* WHAT THE TASK ASKS: Please copy each line of the listing that includes the string "table".
[DATA SHOWN — start]
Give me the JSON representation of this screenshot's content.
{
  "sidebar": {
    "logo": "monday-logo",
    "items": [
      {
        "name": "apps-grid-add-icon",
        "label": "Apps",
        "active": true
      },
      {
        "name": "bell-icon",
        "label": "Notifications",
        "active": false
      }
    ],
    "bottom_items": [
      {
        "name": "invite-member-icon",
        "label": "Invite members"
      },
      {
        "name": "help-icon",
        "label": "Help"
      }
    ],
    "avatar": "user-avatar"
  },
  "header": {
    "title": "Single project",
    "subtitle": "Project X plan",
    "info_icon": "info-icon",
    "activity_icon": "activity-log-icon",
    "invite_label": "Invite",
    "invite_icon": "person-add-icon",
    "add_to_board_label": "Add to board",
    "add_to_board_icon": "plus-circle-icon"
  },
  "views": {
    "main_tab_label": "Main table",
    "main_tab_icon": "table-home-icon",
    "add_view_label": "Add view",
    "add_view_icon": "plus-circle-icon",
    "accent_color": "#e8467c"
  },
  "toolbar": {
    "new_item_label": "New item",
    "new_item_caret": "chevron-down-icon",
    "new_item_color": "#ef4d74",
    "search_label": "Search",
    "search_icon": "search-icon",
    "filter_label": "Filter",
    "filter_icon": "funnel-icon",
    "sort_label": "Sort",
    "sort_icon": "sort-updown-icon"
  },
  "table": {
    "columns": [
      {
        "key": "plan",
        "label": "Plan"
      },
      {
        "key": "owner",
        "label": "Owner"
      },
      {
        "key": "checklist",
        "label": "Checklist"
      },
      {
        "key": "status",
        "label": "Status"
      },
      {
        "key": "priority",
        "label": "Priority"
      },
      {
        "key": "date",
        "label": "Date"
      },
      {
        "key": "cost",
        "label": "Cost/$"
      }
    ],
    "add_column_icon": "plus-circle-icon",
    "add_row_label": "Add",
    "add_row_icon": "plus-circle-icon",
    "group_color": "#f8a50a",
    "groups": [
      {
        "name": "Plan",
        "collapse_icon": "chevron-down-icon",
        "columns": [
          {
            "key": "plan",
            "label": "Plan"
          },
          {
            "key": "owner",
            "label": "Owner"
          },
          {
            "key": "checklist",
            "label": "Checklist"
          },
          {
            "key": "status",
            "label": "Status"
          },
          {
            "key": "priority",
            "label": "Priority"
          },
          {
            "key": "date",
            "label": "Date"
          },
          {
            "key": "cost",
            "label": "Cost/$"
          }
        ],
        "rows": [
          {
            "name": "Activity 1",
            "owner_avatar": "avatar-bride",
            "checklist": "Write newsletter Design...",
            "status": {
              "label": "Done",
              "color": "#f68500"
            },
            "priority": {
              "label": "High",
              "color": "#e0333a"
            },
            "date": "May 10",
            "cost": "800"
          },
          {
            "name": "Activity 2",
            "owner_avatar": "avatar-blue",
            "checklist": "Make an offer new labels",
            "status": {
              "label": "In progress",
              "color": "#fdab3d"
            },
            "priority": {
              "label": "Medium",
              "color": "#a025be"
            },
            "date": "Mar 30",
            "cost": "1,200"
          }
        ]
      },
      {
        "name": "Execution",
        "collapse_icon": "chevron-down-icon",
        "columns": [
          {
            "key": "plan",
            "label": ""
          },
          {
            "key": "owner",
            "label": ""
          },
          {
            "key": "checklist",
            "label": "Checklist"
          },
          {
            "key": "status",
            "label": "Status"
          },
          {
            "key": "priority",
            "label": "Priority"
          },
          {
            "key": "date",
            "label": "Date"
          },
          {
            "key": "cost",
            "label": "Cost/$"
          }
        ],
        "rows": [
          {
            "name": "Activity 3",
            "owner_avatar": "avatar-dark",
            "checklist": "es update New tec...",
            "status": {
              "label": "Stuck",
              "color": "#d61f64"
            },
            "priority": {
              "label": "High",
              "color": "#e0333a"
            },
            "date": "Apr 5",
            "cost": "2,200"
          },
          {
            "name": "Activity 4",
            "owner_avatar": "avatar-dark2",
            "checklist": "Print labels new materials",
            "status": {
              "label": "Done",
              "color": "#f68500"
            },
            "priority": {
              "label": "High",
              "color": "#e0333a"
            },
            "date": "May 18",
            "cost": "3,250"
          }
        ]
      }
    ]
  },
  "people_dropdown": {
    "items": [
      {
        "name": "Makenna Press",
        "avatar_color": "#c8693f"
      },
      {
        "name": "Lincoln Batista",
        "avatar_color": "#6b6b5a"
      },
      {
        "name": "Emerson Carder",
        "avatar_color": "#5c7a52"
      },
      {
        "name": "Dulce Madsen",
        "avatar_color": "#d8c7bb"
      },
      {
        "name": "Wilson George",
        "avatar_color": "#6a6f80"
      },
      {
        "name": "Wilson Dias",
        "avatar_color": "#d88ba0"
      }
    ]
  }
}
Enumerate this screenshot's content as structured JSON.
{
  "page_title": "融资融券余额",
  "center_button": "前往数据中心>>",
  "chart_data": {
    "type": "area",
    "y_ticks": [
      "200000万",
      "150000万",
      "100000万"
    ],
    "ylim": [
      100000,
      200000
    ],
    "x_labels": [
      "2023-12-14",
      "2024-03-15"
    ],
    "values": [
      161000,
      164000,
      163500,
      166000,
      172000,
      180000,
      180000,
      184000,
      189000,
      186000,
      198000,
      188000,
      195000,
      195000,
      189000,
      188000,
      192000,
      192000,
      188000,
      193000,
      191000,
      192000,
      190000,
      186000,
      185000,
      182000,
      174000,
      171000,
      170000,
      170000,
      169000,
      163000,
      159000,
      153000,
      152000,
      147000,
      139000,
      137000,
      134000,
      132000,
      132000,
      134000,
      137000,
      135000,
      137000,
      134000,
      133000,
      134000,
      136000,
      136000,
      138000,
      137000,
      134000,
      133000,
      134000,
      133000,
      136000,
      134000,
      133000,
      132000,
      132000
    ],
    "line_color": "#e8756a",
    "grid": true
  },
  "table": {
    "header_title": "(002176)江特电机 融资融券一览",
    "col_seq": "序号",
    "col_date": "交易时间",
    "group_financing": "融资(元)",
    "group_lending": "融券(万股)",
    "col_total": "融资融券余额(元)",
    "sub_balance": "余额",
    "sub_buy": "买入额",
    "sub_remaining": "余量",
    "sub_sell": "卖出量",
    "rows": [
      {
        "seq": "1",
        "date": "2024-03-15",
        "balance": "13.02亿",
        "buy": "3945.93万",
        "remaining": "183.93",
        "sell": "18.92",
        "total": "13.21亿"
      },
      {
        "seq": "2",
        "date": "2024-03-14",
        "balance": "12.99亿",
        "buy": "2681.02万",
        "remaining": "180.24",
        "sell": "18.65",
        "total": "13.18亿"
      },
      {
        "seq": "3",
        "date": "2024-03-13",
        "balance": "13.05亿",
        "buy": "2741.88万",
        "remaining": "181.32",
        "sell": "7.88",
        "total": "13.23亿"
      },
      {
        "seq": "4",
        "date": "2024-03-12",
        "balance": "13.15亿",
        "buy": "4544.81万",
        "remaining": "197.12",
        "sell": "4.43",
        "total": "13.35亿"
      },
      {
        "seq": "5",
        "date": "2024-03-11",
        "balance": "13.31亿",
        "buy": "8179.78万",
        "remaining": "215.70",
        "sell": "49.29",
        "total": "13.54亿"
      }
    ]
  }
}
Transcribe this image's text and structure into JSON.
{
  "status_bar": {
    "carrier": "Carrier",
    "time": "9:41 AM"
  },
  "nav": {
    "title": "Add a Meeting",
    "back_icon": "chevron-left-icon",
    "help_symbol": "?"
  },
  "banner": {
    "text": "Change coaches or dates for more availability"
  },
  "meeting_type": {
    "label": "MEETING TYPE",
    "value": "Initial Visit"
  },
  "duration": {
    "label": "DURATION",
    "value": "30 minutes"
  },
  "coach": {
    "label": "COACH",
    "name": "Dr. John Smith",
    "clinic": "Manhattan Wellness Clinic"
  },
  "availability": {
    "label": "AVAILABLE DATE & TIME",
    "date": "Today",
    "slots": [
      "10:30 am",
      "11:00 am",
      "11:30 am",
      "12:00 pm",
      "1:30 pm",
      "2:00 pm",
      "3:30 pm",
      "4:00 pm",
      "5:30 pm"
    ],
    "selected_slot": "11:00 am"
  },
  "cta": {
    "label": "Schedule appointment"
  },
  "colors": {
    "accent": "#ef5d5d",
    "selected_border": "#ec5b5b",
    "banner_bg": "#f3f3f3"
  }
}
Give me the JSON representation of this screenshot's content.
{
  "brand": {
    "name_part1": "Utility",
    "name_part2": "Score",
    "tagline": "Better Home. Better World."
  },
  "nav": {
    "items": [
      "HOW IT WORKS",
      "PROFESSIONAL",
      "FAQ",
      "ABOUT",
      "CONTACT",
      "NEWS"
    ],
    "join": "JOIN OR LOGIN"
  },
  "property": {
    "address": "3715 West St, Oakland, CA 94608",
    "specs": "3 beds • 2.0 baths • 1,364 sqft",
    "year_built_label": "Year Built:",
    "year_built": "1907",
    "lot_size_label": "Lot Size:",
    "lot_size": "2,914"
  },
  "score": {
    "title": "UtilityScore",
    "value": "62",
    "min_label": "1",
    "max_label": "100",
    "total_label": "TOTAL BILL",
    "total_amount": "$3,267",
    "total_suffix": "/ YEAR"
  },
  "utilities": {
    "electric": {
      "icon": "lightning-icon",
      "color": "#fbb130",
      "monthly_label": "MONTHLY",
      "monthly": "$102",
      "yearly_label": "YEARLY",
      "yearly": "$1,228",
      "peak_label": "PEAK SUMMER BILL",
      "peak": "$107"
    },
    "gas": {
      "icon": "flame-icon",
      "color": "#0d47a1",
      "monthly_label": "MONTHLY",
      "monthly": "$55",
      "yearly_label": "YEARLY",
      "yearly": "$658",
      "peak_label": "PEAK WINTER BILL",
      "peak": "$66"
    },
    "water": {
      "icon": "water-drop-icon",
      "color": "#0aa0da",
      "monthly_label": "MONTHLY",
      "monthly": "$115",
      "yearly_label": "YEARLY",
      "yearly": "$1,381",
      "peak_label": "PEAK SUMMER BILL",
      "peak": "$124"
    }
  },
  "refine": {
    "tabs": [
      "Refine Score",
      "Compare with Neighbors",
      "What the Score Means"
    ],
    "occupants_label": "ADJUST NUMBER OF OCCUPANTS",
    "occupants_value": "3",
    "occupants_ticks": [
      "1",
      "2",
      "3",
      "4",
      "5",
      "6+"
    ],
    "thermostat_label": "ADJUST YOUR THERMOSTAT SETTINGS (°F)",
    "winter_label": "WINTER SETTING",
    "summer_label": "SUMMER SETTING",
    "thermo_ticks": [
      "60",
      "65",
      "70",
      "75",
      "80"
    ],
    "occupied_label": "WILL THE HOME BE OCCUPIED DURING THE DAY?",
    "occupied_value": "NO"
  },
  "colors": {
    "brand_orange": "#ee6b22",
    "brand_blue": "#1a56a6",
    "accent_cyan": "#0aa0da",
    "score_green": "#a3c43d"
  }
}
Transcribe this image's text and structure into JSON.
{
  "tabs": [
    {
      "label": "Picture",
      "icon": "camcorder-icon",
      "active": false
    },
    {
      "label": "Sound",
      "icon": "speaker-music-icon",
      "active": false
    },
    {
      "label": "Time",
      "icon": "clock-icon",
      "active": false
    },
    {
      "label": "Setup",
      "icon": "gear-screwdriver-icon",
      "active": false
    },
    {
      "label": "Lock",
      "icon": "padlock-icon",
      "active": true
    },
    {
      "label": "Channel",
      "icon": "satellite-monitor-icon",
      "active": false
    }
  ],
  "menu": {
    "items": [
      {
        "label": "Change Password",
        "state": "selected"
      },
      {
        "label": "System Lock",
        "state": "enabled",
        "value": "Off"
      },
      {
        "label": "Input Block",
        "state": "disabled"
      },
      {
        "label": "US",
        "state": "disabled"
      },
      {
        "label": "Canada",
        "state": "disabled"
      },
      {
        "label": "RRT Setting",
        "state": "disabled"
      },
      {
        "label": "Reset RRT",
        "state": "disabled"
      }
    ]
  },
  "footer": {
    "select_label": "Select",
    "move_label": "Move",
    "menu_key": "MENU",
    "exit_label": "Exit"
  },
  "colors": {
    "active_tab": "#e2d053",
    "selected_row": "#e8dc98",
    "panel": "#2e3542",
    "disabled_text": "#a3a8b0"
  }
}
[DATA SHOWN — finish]
* OUTPUT FOR THIS EXERCISE:
    "main_tab_label": "Main table",
    "main_tab_icon": "table-home-icon",
  "table": {
  "table": {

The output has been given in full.